Aarhus Abortion Abu Qatada Abuse Access to justice adoption AI air pollution air travel ALBA Allergy Al Qaeda Amnesty International animal rights Animals anonymity Article 1 Protocol 1 Article 2 article 3 Article 4 article 5 Article 6 Article 8 Article 9 article 10 Article 11 article 13 Article 14 article 263 TFEU Artificial Intelligence Asbestos Assange assisted suicide asylum asylum seekers Australia autism badgers benefits Bill of Rights biotechnology blogging Bloody Sunday brexit Bribery British Waterways Board Catholic Church Catholicism Chagos Islanders Charter of Fundamental Rights child protection Children children's rights China christianity citizenship civil liberties campaigners civil partnerships climate change clinical negligence closed material procedure Coercion Commission on a Bill of Rights common law communications competition confidentiality consent conservation constitution contact order contact tracing contempt of court Control orders Copyright coronavirus costs costs budgets Court of Protection crime criminal law Cybersecurity Damages data protection death penalty defamation DEFRA deportation deprivation of liberty derogations Detention Dignitas diplomacy disability disclosure Discrimination disease divorce DNA domestic violence duty of care ECHR ECtHR Education election Employment Environment Equality Act Equality Act 2010 Ethiopia EU EU Charter of Fundamental Rights EU costs EU law European Convention on Human Rights European Court of Human Rights European Court of Justice evidence extradition extraordinary rendition Facebook Facial Recognition Family Fatal Accidents Fertility FGM Finance foreign criminals foreign office foreign policy France freedom of assembly Freedom of Expression freedom of information freedom of speech Gay marriage gay rights Gaza Gender genetics Germany Google Grenfell Gun Control Health HIV home office Housing HRLA human rights Human Rights Act human rights news Human Rights Watch Huntington's Disease immigration India Indonesia injunction Inquests insurance international law internet inuit Iran Iraq Ireland islam Israel Italy IVF ivory ban Japan joint enterprise judaism judicial review Judicial Review reform Julian Assange jury trial JUSTICE Justice and Security Bill Law Pod UK legal aid legal aid cuts Leveson Inquiry lgbtq liability Libel Liberty Libya lisbon treaty Lithuania local authorities marriage Media and Censorship mental capacity Mental Capacity Act Mental Health military Ministry of Justice modern slavery morocco murder music Muslim nationality national security naturism neuroscience NHS Northern Ireland nuclear challenges nuisance Obituary parental rights parliamentary expenses scandal patents Pensions Personal Injury physician assisted death Piracy Plagiarism planning planning system Poland Police Politics Pope press prison Prisoners prisoner votes Prisons privacy Professional Discipline Property proportionality prosecutions Protection of Freedoms Bill Protest Public/Private public access public authorities public inquiries quarantine Radicalisation rehabilitation Reith Lectures Religion RightsInfo right to die right to family life Right to Privacy right to swim riots Roma Romania Round Up Royals Russia saudi arabia Scotland secrecy secret justice Secret trials sexual offence shamima begum Sikhism Smoking social media social workers South Africa Spain special advocates Sports Standing starvation statelessness stem cells stop and search Strasbourg super injunctions Supreme Court Supreme Court of Canada surrogacy surveillance sweatshops Syria Tax technology Terrorism tort Torture travel treason treaty accession trial by jury TTIP Turkey Twitter UK Ukraine universal credit universal jurisdiction unlawful detention USA US Supreme Court vicarious liability Wales War Crimes Wars Welfare Western Sahara Whistleblowing Wikileaks wildlife wind farms WomenInLaw Worboys wrongful birth YearInReview Zimbabwe
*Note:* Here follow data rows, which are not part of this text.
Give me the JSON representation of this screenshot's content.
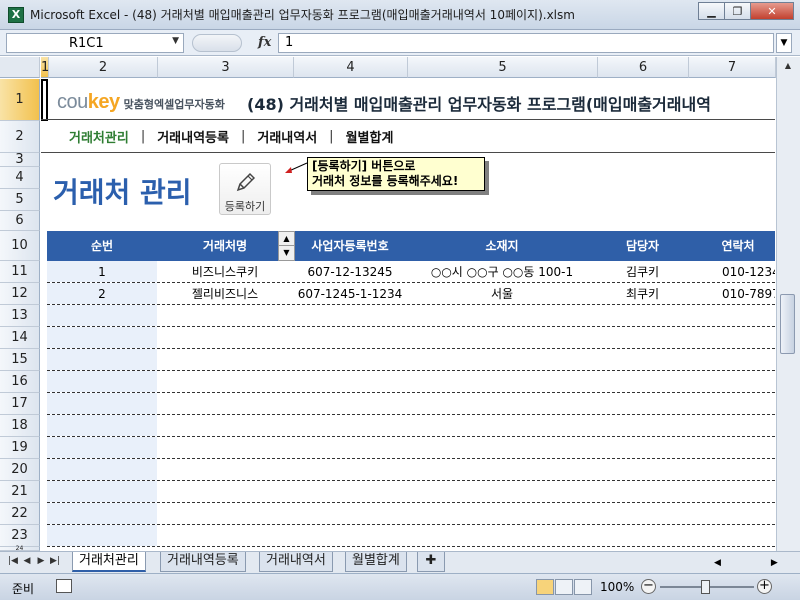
{
  "window": {
    "title": "Microsoft Excel - (48) 거래처별 매입매출관리 업무자동화 프로그램(매입매출거래내역서 10페이지).xlsm",
    "minimize": "▁",
    "restore": "❐",
    "close": "✕"
  },
  "formula_bar": {
    "name_box": "R1C1",
    "fx": "fx",
    "value": "1"
  },
  "columns": [
    "1",
    "2",
    "3",
    "4",
    "5",
    "6",
    "7"
  ],
  "rows": [
    "1",
    "2",
    "3",
    "4",
    "5",
    "6",
    "10",
    "11",
    "12",
    "13",
    "14",
    "15",
    "16",
    "17",
    "18",
    "19",
    "20",
    "21",
    "22",
    "23",
    "24"
  ],
  "sheet": {
    "brand": {
      "logo_a": "cou",
      "logo_b": "key",
      "subtitle": "맞춤형엑셀업무자동화"
    },
    "doc_title": "(48) 거래처별 매입매출관리 업무자동화 프로그램(매입매출거래내역",
    "nav": [
      "거래처관리",
      "거래내역등록",
      "거래내역서",
      "월별합계"
    ],
    "nav_sep": "|",
    "page_title": "거래처 관리",
    "register_button": "등록하기",
    "callout_line1": "[등록하기] 버튼으로",
    "callout_line2": "거래처 정보를 등록해주세요!",
    "table": {
      "headers": [
        "순번",
        "거래처명",
        "사업자등록번호",
        "소재지",
        "담당자",
        "연락처"
      ],
      "rows": [
        [
          "1",
          "비즈니스쿠키",
          "607-12-13245",
          "○○시 ○○구 ○○동 100-1",
          "김쿠키",
          "010-1234"
        ],
        [
          "2",
          "젤리비즈니스",
          "607-1245-1-1234",
          "서울",
          "최쿠키",
          "010-7897"
        ]
      ]
    }
  },
  "sheet_tabs": [
    "거래처관리",
    "거래내역등록",
    "거래내역서",
    "월별합계"
  ],
  "status": {
    "mode": "준비",
    "zoom": "100%"
  },
  "colors": {
    "accent_blue": "#2f5fa8",
    "nav_active": "#2e7d32",
    "callout_bg": "#ffffd0"
  }
}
This blog is maintained for information purposes only. It is not intended to be a source of legal advice and must not be relied upon as such. Blog posts reflect the views and opinions of their individual authors, not of chambers as a whole.

Our privacy policy can be found on our ‘subscribe’ page or by clicking here.

%d bloggers like this: